    There is on average one accident every three days at level crossings, according to Federal Office of Transport statistics, which have been seen by the SonntagsZeitung. Since 2010, 1,539 incidents have been reported, the equivalent of 170 per year. Collisions have caused almost CHF37 million ($37 million) in damage, 67 people have died, and 347 people have been injured. The more than 4,500 level crossings at railways in the country should have been checked and made safe by 2014. According to the Federal Office of Transport, the number of accident victims has fallen over the last years. “Switzerland now does very well in international comparisons. But of course each accident is an accident too many,” said spokesman Andreas Windlinger in the article. But at the end of 2017, 230 of the crossings still did not reach legal safety standards, the newspaper said. The main cause of the accidents was not faulty infrastructure though, but human error. In more than 90% of cases accidents …

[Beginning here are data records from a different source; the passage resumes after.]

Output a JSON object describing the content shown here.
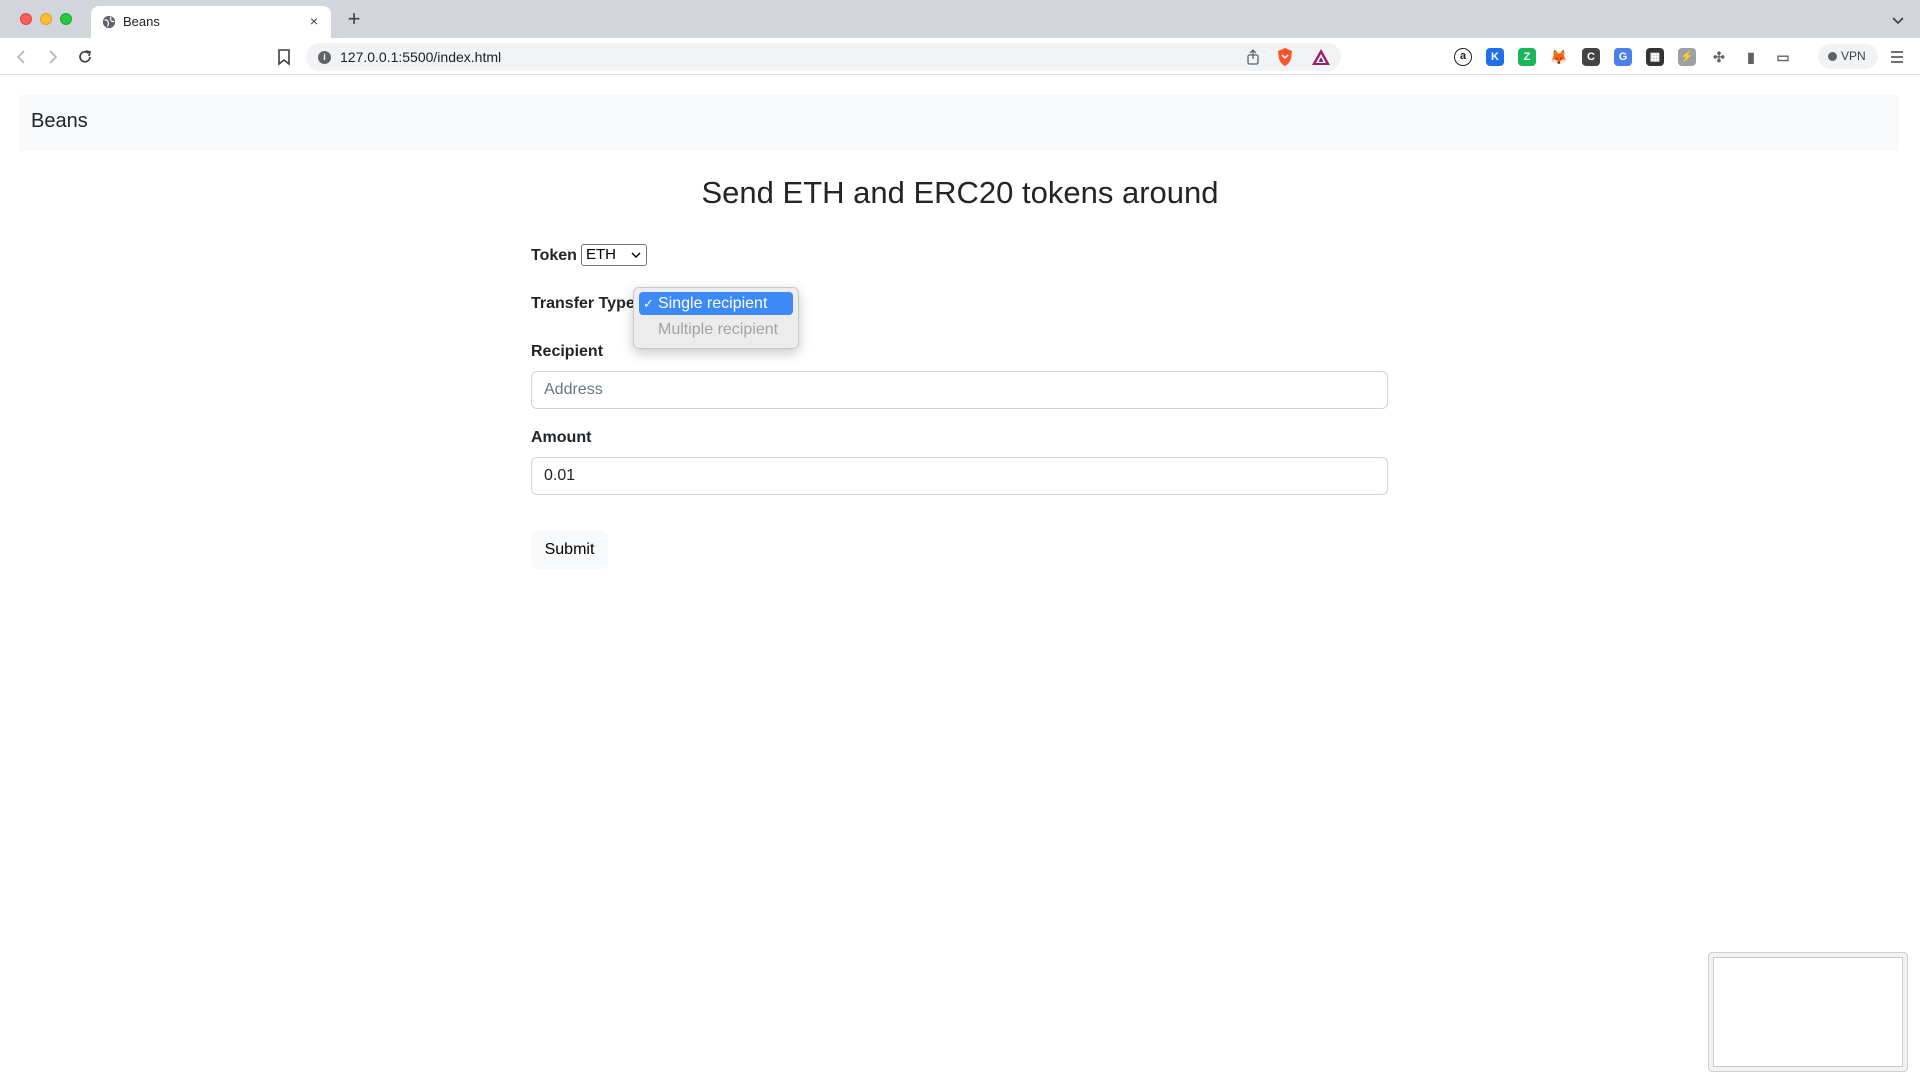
{
  "browser": {
    "tab": {
      "title": "Beans",
      "favicon": "globe-icon",
      "close_glyph": "×"
    },
    "new_tab_glyph": "+",
    "url": "127.0.0.1:5500/index.html",
    "vpn_label": "VPN",
    "extensions": [
      {
        "name": "a-extension-icon",
        "glyph": "a",
        "color": "#202124"
      },
      {
        "name": "k-extension-icon",
        "glyph": "K",
        "color": "#1e6fe8"
      },
      {
        "name": "green-extension-icon",
        "glyph": "Z",
        "color": "#1bb55a"
      },
      {
        "name": "metamask-fox-icon",
        "glyph": "🦊",
        "color": "#f6851b"
      },
      {
        "name": "c-extension-icon",
        "glyph": "C",
        "color": "#444444"
      },
      {
        "name": "translate-extension-icon",
        "glyph": "G",
        "color": "#4a80e8"
      },
      {
        "name": "grid-extension-icon",
        "glyph": "▦",
        "color": "#333333"
      },
      {
        "name": "grey-extension-icon",
        "glyph": "⚡",
        "color": "#9aa0a6"
      },
      {
        "name": "puzzle-extensions-icon",
        "glyph": "✣",
        "color": "#5f6368"
      },
      {
        "name": "sidebar-toggle-icon",
        "glyph": "▮",
        "color": "#5f6368"
      },
      {
        "name": "wallet-icon",
        "glyph": "▭",
        "color": "#5f6368"
      }
    ]
  },
  "navbar": {
    "brand": "Beans"
  },
  "main": {
    "heading": "Send ETH and ERC20 tokens around",
    "token": {
      "label": "Token",
      "selected": "ETH"
    },
    "transfer_type": {
      "label": "Transfer Type",
      "options": [
        {
          "label": "Single recipient",
          "check": "✓",
          "selected": true
        },
        {
          "label": "Multiple recipient",
          "disabled": true
        }
      ]
    },
    "recipient": {
      "label": "Recipient",
      "placeholder": "Address"
    },
    "amount": {
      "label": "Amount",
      "value": "0.01"
    },
    "submit_label": "Submit"
  }
}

  • Older jobless struggle to find work

    The long-term unemployed have a tough time finding a new job, especially if they’re over 50. An estimated 100,000 people in Switzerland are jobless and no longer qualify for unemployment benefit, so they’re on welfare. According to newly-published figures from the International Labour Organisation, between the 4th quarter of 2017 and the 4th quarter of 2018, the number of long-term unemployed in Switzerland increased by 9,000. The figures are based on those who have been unemployed for one year or more and include people who are not registered at their local Regional Employment Centre (RAV), which provide placement services. The proportion of long-term unemployed among all jobless people increased by 3.4% over the past year.  People who lose their jobs generally receive up to 70% of their former wages in benefits. To receive these, they need to report to the RAV. The unemployment insurance scheme entitles the jobless to between 200 and 520 daily allowances within a two-year period.


  • Prosecutors, Alpine traffic and ski trips

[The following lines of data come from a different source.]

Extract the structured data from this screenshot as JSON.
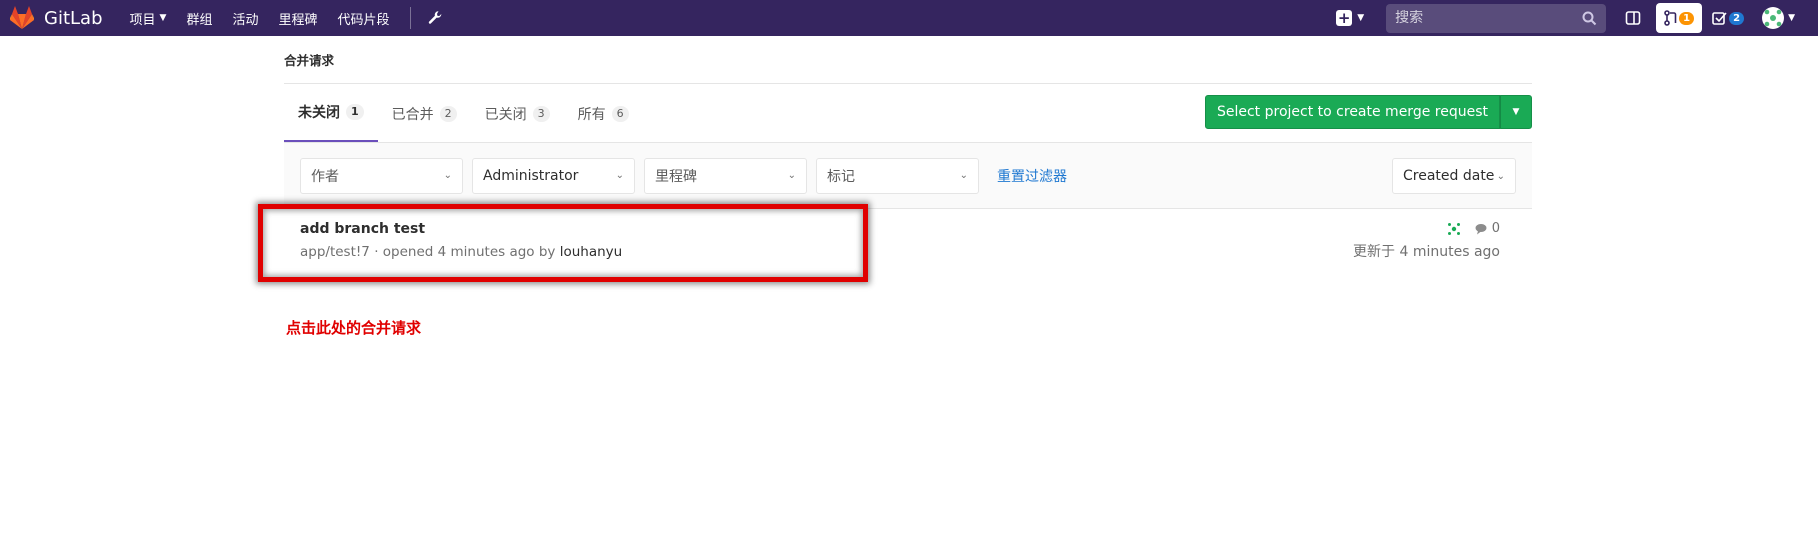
{
  "navbar": {
    "brand": "GitLab",
    "links": [
      {
        "label": "项目",
        "has_caret": true
      },
      {
        "label": "群组"
      },
      {
        "label": "活动"
      },
      {
        "label": "里程碑"
      },
      {
        "label": "代码片段"
      }
    ],
    "search_placeholder": "搜索",
    "mr_badge": "1",
    "todo_badge": "2",
    "bg_color": "#35255f"
  },
  "page": {
    "breadcrumb": "合并请求",
    "tabs": [
      {
        "label": "未关闭",
        "count": "1",
        "active": true
      },
      {
        "label": "已合并",
        "count": "2"
      },
      {
        "label": "已关闭",
        "count": "3"
      },
      {
        "label": "所有",
        "count": "6"
      }
    ],
    "create_button": "Select project to create merge request",
    "filters": {
      "author": "作者",
      "assignee": "Administrator",
      "milestone": "里程碑",
      "label": "标记",
      "reset": "重置过滤器",
      "sort": "Created date"
    }
  },
  "merge_requests": [
    {
      "title": "add branch test",
      "reference": "app/test!7",
      "opened_text": "· opened 4 minutes ago by",
      "author": "louhanyu",
      "comments": "0",
      "updated": "更新于 4 minutes ago"
    }
  ],
  "annotation": {
    "text": "点击此处的合并请求",
    "color": "#e00000"
  },
  "colors": {
    "accent": "#6b4fbb",
    "create_green": "#1aaa55",
    "link_blue": "#1f78d1"
  }
}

    These are the stories from Switzerland we’ll be looking at during the week of February 17, 2019. Monday As part of our series profiling Swiss working in international roles, we talk to Laurence Boillat, a prosecutor whose work has involved war crimes investigations and helping preserve cultural heritage in armed conflicts. We learn what drives her, and why she’s a homebody at heart despite her travels around the world. Tuesday The story of an elderly woman who ended up in four hospitals for one health issue illustrates the inefficiencies that the Swiss health care system has struggled to address.   Wednesday Twenty-five years ago, Swiss voters greenlighted an initiative to shift traffic passing through the Alps from road to rail. Where does it stand today? Have its goals been met? We take a look.   Thursday Many predicted the end of the traditional Swiss school ski trip following a court decision over whether parents can be forced to pay for it. But schools are …


  • Switzerland and UK complete post-Brexit trade deal

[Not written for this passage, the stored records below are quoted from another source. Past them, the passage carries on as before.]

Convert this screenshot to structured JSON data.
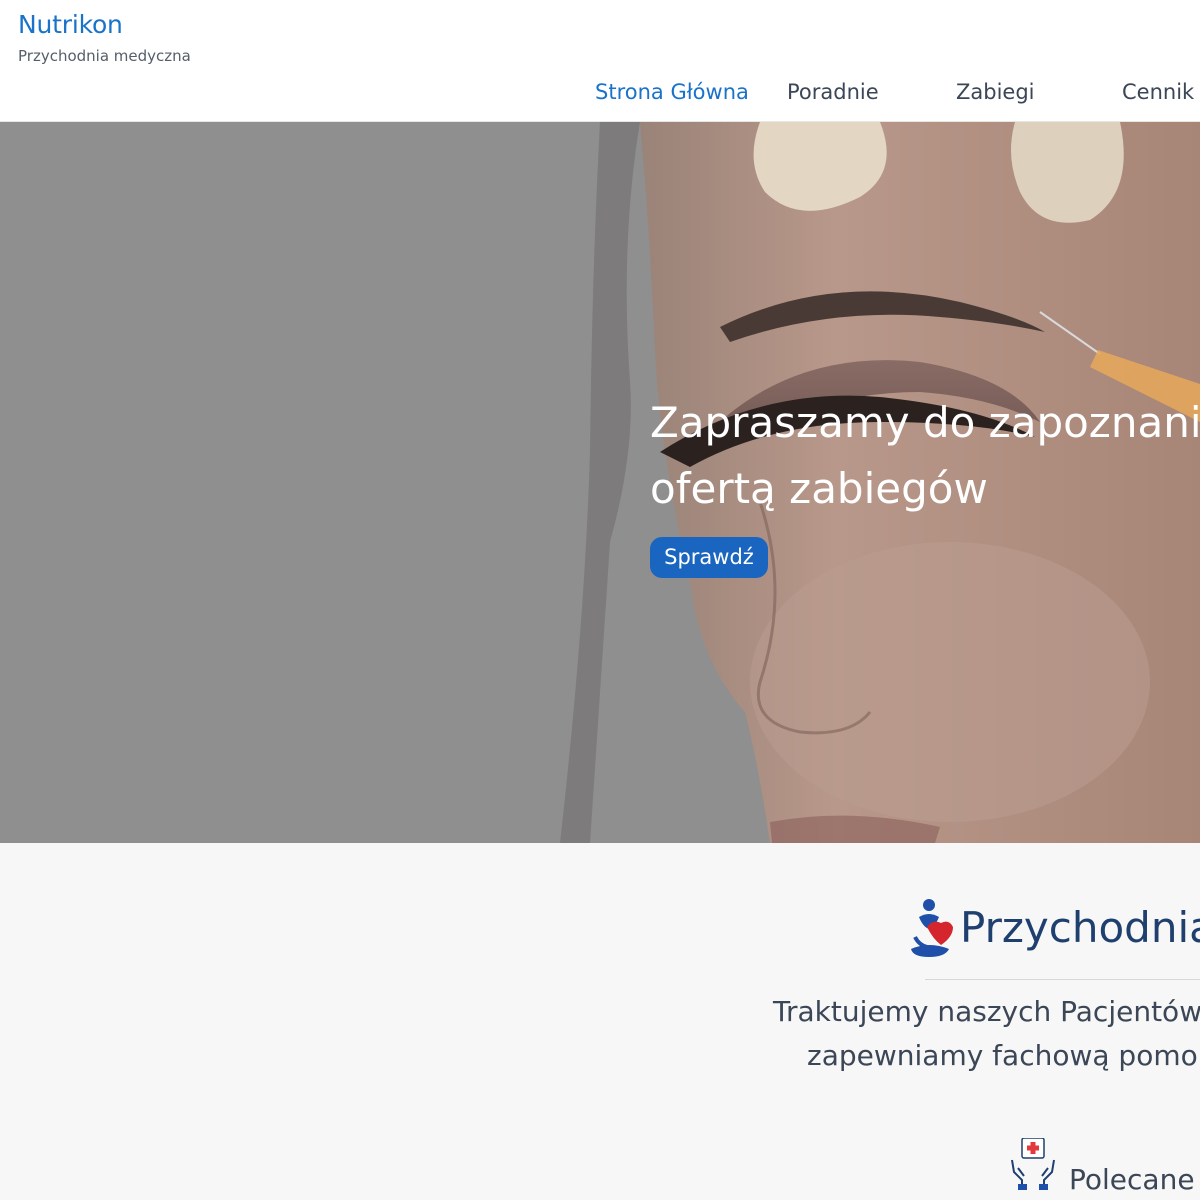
{
  "header": {
    "brand": "Nutrikon",
    "tagline": "Przychodnia medyczna",
    "nav": [
      {
        "label": "Strona Główna",
        "active": true
      },
      {
        "label": "Poradnie",
        "active": false
      },
      {
        "label": "Zabiegi",
        "active": false
      },
      {
        "label": "Cennik",
        "active": false
      }
    ]
  },
  "hero": {
    "heading_lines": [
      "Zapraszamy do zapoznania",
      "ofertą zabiegów"
    ],
    "cta_label": "Sprawdź"
  },
  "intro": {
    "title": "Przychodnia",
    "text_lines": [
      "Traktujemy naszych Pacjentów",
      "zapewniamy fachową pomo"
    ],
    "subheading": "Polecane"
  },
  "icons": {
    "clinic_logo": "clinic-logo-icon",
    "care": "caring-hands-icon"
  },
  "colors": {
    "accent": "#1a73c9",
    "button": "#1a65c0",
    "heading": "#1f3f6e",
    "text": "#3b4656"
  }
}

    Britain and Switzerland formalized a deal on Monday to preserve trade relations between the two countries even if
    London opts to leave the European Union without a deal with Brussels.


  • Wabco car systems manufacturer moves HQ to Switzerland

    Car systems manufacturer Wabco Automotive has opted to move its global headquarters from Brussels to the Swiss capital, Bern. The company has plans to set up a competence centre in autonomous driving in collaboration with Swiss universities. “Switzerland is world-renowned for providing a highly favorable environment for breakthrough innovations and offers many distinct advantages for corporate headquarters,” said chairman and CEO Jacques Esculier in a statement on Friday. The company, which had 16,000 employees and sales of $3.8 billion (CHF3.8 billion) at the end of last year, is one of the world’s leading supplier of braking systems and safety applications for commercial vehicles. Last September the New York Stock Exchange-listed Wabco announced it will add autonomous driving systems to its portfolio of products. The company will initially transfer 40 top managers to its new Bern HQ but aims to build up its research into autonomous driving systems in the region. A spokesman …